== Provided data

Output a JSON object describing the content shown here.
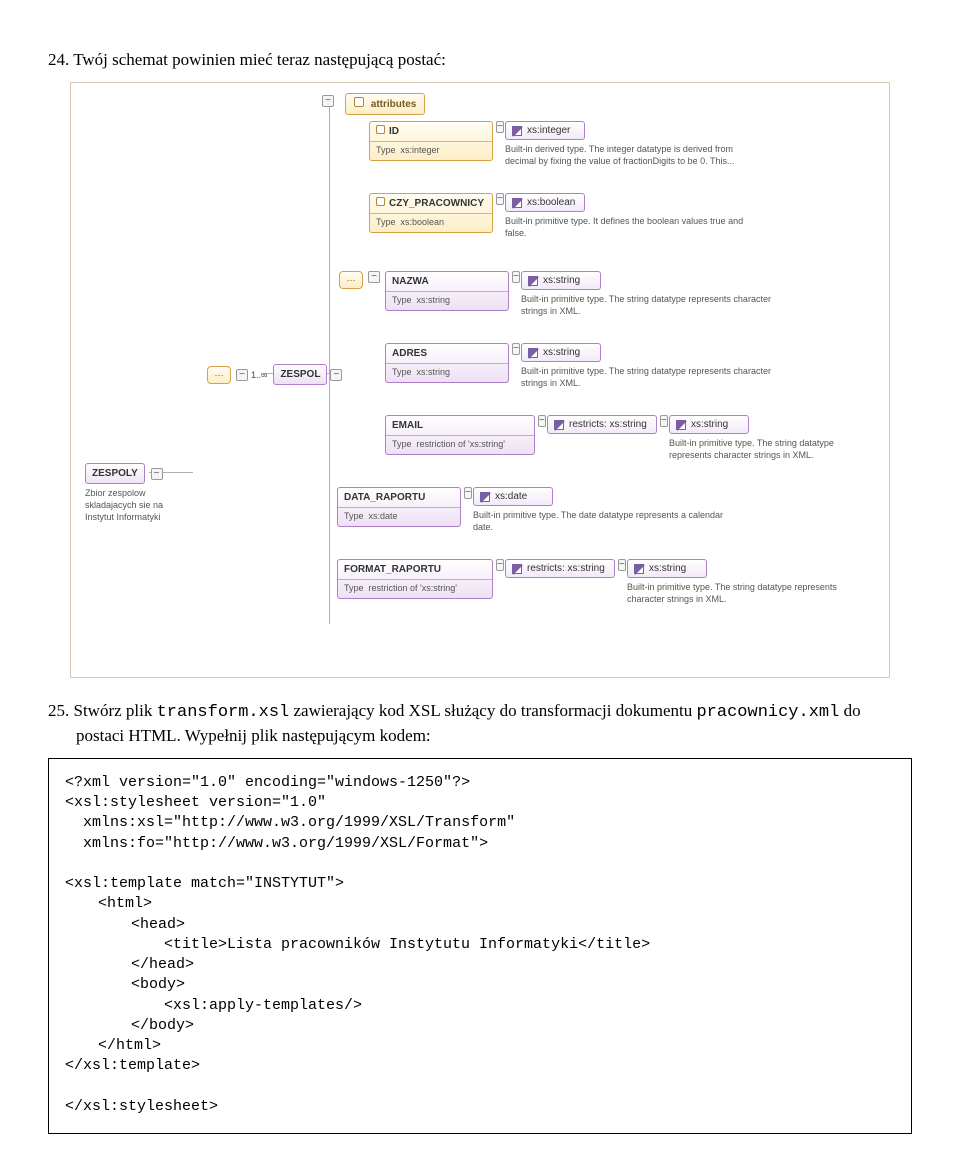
{
  "heading": "24. Twój schemat powinien mieć teraz następującą postać:",
  "para25": {
    "lead": "25. Stwórz plik ",
    "file1": "transform.xsl",
    "mid": " zawierający kod XSL służący do transformacji dokumentu ",
    "file2": "pracownicy.xml",
    "tail": " do postaci HTML. Wypełnij plik następującym kodem:"
  },
  "code": {
    "l1": "<?xml version=\"1.0\" encoding=\"windows-1250\"?>",
    "l2": "<xsl:stylesheet version=\"1.0\"",
    "l3": "  xmlns:xsl=\"http://www.w3.org/1999/XSL/Transform\"",
    "l4": "  xmlns:fo=\"http://www.w3.org/1999/XSL/Format\">",
    "l5": "<xsl:template match=\"INSTYTUT\">",
    "l6": "<html>",
    "l7": "<head>",
    "l8": "<title>Lista pracowników Instytutu Informatyki</title>",
    "l9": "</head>",
    "l10": "<body>",
    "l11": "<xsl:apply-templates/>",
    "l12": "</body>",
    "l13": "</html>",
    "l14": "</xsl:template>",
    "l15": "</xsl:stylesheet>"
  },
  "diagram": {
    "root": {
      "name": "ZESPOLY",
      "desc": "Zbior zespolow skladajacych sie na Instytut Informatyki"
    },
    "zespol": {
      "name": "ZESPOL",
      "card": "1..∞"
    },
    "attributes_label": "attributes",
    "attrs": {
      "id": {
        "name": "ID",
        "typeLabel": "Type",
        "typeVal": "xs:integer",
        "pill": "xs:integer",
        "tip": "Built-in derived type. The integer datatype is derived from decimal by fixing the value of fractionDigits to be 0. This..."
      },
      "czy": {
        "name": "CZY_PRACOWNICY",
        "typeLabel": "Type",
        "typeVal": "xs:boolean",
        "pill": "xs:boolean",
        "tip": "Built-in primitive type. It defines the boolean values true and false."
      }
    },
    "elems": {
      "nazwa": {
        "name": "NAZWA",
        "typeLabel": "Type",
        "typeVal": "xs:string",
        "pill": "xs:string",
        "tip": "Built-in primitive type. The string datatype represents character strings in XML."
      },
      "adres": {
        "name": "ADRES",
        "typeLabel": "Type",
        "typeVal": "xs:string",
        "pill": "xs:string",
        "tip": "Built-in primitive type. The string datatype represents character strings in XML."
      },
      "email": {
        "name": "EMAIL",
        "typeLabel": "Type",
        "typeVal": "restriction of 'xs:string'",
        "restrict": "restricts: xs:string",
        "pill": "xs:string",
        "tip": "Built-in primitive type. The string datatype represents character strings in XML."
      },
      "data": {
        "name": "DATA_RAPORTU",
        "typeLabel": "Type",
        "typeVal": "xs:date",
        "pill": "xs:date",
        "tip": "Built-in primitive type. The date datatype represents a calendar date."
      },
      "format": {
        "name": "FORMAT_RAPORTU",
        "typeLabel": "Type",
        "typeVal": "restriction of 'xs:string'",
        "restrict": "restricts: xs:string",
        "pill": "xs:string",
        "tip": "Built-in primitive type. The string datatype represents character strings in XML."
      }
    },
    "typeWord": "Type"
  }
}
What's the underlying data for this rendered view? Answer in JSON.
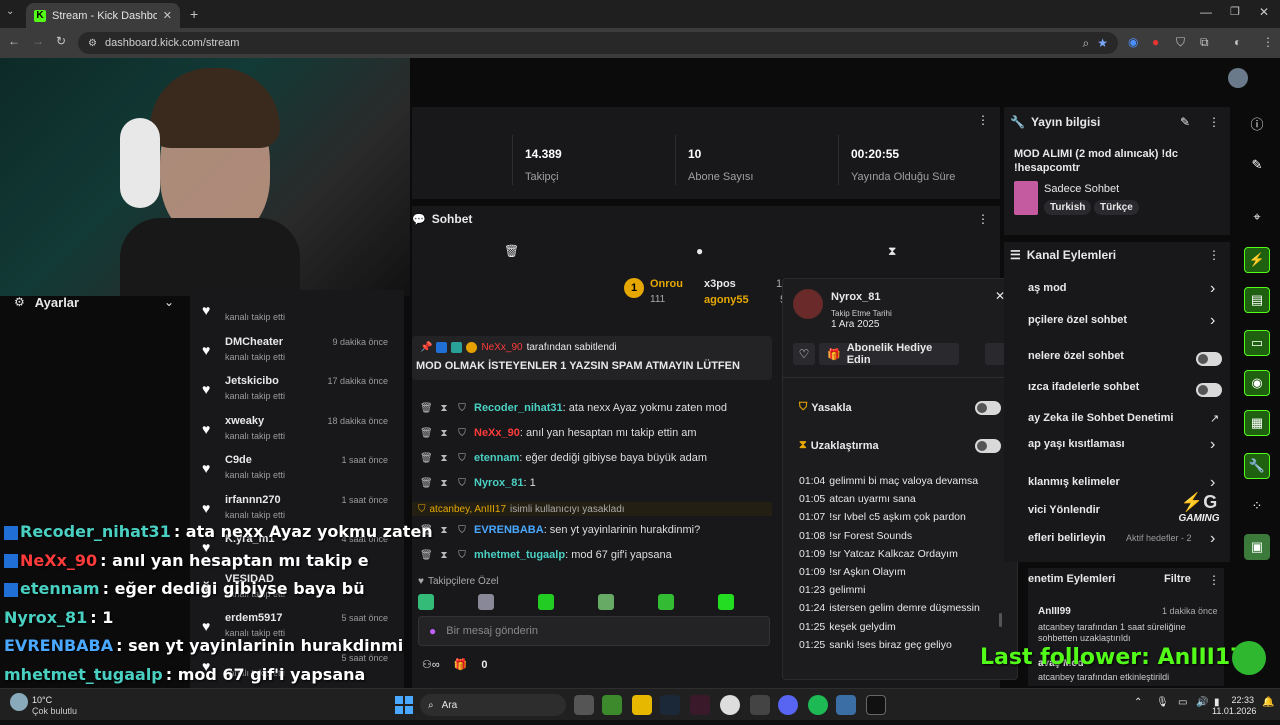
{
  "browser": {
    "tab_title": "Stream - Kick Dashboard",
    "url": "dashboard.kick.com/stream"
  },
  "stats": [
    {
      "value": "14.389",
      "label": "Takipçi"
    },
    {
      "value": "10",
      "label": "Abone Sayısı"
    },
    {
      "value": "00:20:55",
      "label": "Yayında Olduğu Süre"
    }
  ],
  "settings": {
    "label": "Ayarlar"
  },
  "followers": [
    {
      "name": "",
      "sub": "kanalı takip etti",
      "time": ""
    },
    {
      "name": "DMCheater",
      "sub": "kanalı takip etti",
      "time": "9 dakika önce"
    },
    {
      "name": "Jetskicibo",
      "sub": "kanalı takip etti",
      "time": "17 dakika önce"
    },
    {
      "name": "xweaky",
      "sub": "kanalı takip etti",
      "time": "18 dakika önce"
    },
    {
      "name": "C9de",
      "sub": "kanalı takip etti",
      "time": "1 saat önce"
    },
    {
      "name": "irfannn270",
      "sub": "kanalı takip etti",
      "time": "1 saat önce"
    },
    {
      "name": "K.yra_m1",
      "sub": "",
      "time": "4 saat önce"
    },
    {
      "name": "VESIDAD",
      "sub": "kanalı takip etti",
      "time": ""
    },
    {
      "name": "erdem5917",
      "sub": "kanalı takip etti",
      "time": "5 saat önce"
    },
    {
      "name": "",
      "sub": "kanalı takip etti",
      "time": "5 saat önce"
    },
    {
      "name": "",
      "sub": "kanalı takip etti",
      "time": "5 saat önce"
    }
  ],
  "chat": {
    "title": "Sohbet",
    "leaderboard": [
      {
        "name": "Onrou",
        "value": "111"
      },
      {
        "name": "x3pos",
        "value": "105"
      },
      {
        "name": "agony55",
        "value": "58"
      }
    ],
    "pinned_by": "NeXx_90",
    "pinned_suffix": "tarafından sabitlendi",
    "pinned_message": "MOD OLMAK İSTEYENLER 1 YAZSIN SPAM ATMAYIN LÜTFEN",
    "messages": [
      {
        "user": "Recoder_nihat31",
        "text": ": ata nexx Ayaz yokmu zaten mod",
        "color": "#4ad0c2"
      },
      {
        "user": "NeXx_90",
        "text": ": anıl yan hesaptan mı takip ettin am",
        "color": "#ff3b3b"
      },
      {
        "user": "etennam",
        "text": ": eğer dediği gibiyse baya büyük adam",
        "color": "#4ad0c2"
      },
      {
        "user": "Nyrox_81",
        "text": ": 1",
        "color": "#4ad0c2"
      },
      {
        "user": "EVRENBABA",
        "text": ": sen yt yayinlarinin hurakdinmi?",
        "color": "#4aa8ff"
      },
      {
        "user": "mhetmet_tugaalp",
        "text": ": mod 67 gif'i yapsana",
        "color": "#4ad0c2"
      }
    ],
    "ban_notice_users": "atcanbey, AnIII17",
    "ban_notice_text": "isimli kullanıcıyı yasakladı",
    "followers_only": "Takipçilere Özel",
    "input_placeholder": "Bir mesaj gönderin",
    "footer_count": "0"
  },
  "user_card": {
    "name": "Nyrox_81",
    "follow_label": "Takip Etme Tarihi",
    "follow_date": "1 Ara 2025",
    "gift_button": "Abonelik Hediye Edin",
    "ban_label": "Yasakla",
    "timeout_label": "Uzaklaştırma",
    "history": [
      {
        "time": "01:04",
        "text": "gelimmi bi maç valoya devamsa"
      },
      {
        "time": "01:05",
        "text": "atcan uyarmı sana"
      },
      {
        "time": "01:07",
        "text": "!sr Ivbel c5 aşkım çok pardon"
      },
      {
        "time": "01:08",
        "text": "!sr Forest Sounds"
      },
      {
        "time": "01:09",
        "text": "!sr Yatcaz Kalkcaz Ordayım"
      },
      {
        "time": "01:09",
        "text": "!sr Aşkın Olayım"
      },
      {
        "time": "01:23",
        "text": "gelimmi"
      },
      {
        "time": "01:24",
        "text": "istersen gelim demre düşmessin"
      },
      {
        "time": "01:25",
        "text": "keşek gelydim"
      },
      {
        "time": "01:25",
        "text": "sanki !ses biraz geç geliyo"
      }
    ]
  },
  "stream_info": {
    "title": "Yayın bilgisi",
    "stream_title": "MOD ALIMI (2 mod alınıcak) !dc !hesapcomtr",
    "category": "Sadece Sohbet",
    "tags": [
      "Turkish",
      "Türkçe"
    ]
  },
  "channel_actions": {
    "title": "Kanal Eylemleri",
    "items": [
      {
        "label": "aş mod",
        "control": "chevron"
      },
      {
        "label": "pçilere özel sohbet",
        "control": "chevron"
      },
      {
        "label": "nelere özel sohbet",
        "control": "toggle"
      },
      {
        "label": "ızca ifadelerle sohbet",
        "control": "toggle"
      },
      {
        "label": "ay Zeka ile Sohbet Denetimi",
        "control": "external"
      },
      {
        "label": "ap yaşı kısıtlaması",
        "control": "chevron"
      },
      {
        "label": "klanmış kelimeler",
        "control": "chevron"
      },
      {
        "label": "vici Yönlendir",
        "control": "none"
      },
      {
        "label": "efleri belirleyin",
        "control": "chevron",
        "extra": "Aktif hedefler - 2"
      }
    ]
  },
  "mod_actions": {
    "title": "enetim Eylemleri",
    "filter": "Filtre",
    "entries": [
      {
        "user": "AnIII99",
        "time": "1 dakika önce",
        "text": "atcanbey tarafından 1 saat süreliğine sohbetten uzaklaştırıldı"
      },
      {
        "user": "avaş Mod",
        "time": "",
        "text": "atcanbey tarafından etkinleştirildi"
      }
    ]
  },
  "overlay": {
    "chat_lines": [
      {
        "user": "Recoder_nihat31",
        "text": ": ata nexx Ayaz yokmu zaten",
        "color": "#4ad0c2"
      },
      {
        "user": "NeXx_90",
        "text": ": anıl yan hesaptan mı takip e",
        "color": "#ff3b3b"
      },
      {
        "user": "etennam",
        "text": ": eğer dediği gibiyse baya bü",
        "color": "#4ad0c2"
      },
      {
        "user": "Nyrox_81",
        "text": ": 1",
        "color": "#4ad0c2"
      },
      {
        "user": "EVRENBABA",
        "text": ": sen yt yayinlarinin hurakdinmi",
        "color": "#4aa8ff"
      },
      {
        "user": "mhetmet_tugaalp",
        "text": ": mod 67 gif'i yapsana",
        "color": "#4ad0c2"
      }
    ],
    "last_follower": "Last follower: AnIII17",
    "logo_text": "GAMING"
  },
  "taskbar": {
    "weather_temp": "10°C",
    "weather_desc": "Çok bulutlu",
    "search_label": "Ara",
    "time": "22:33",
    "date": "11.01.2026"
  }
}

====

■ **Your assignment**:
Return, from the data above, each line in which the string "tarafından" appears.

■ **Response**:
    "pinned_suffix": "tarafından sabitlendi",
        "text": "atcanbey tarafından 1 saat süreliğine sohbetten uzaklaştırıldı"
        "text": "atcanbey tarafından etkinleştirildi"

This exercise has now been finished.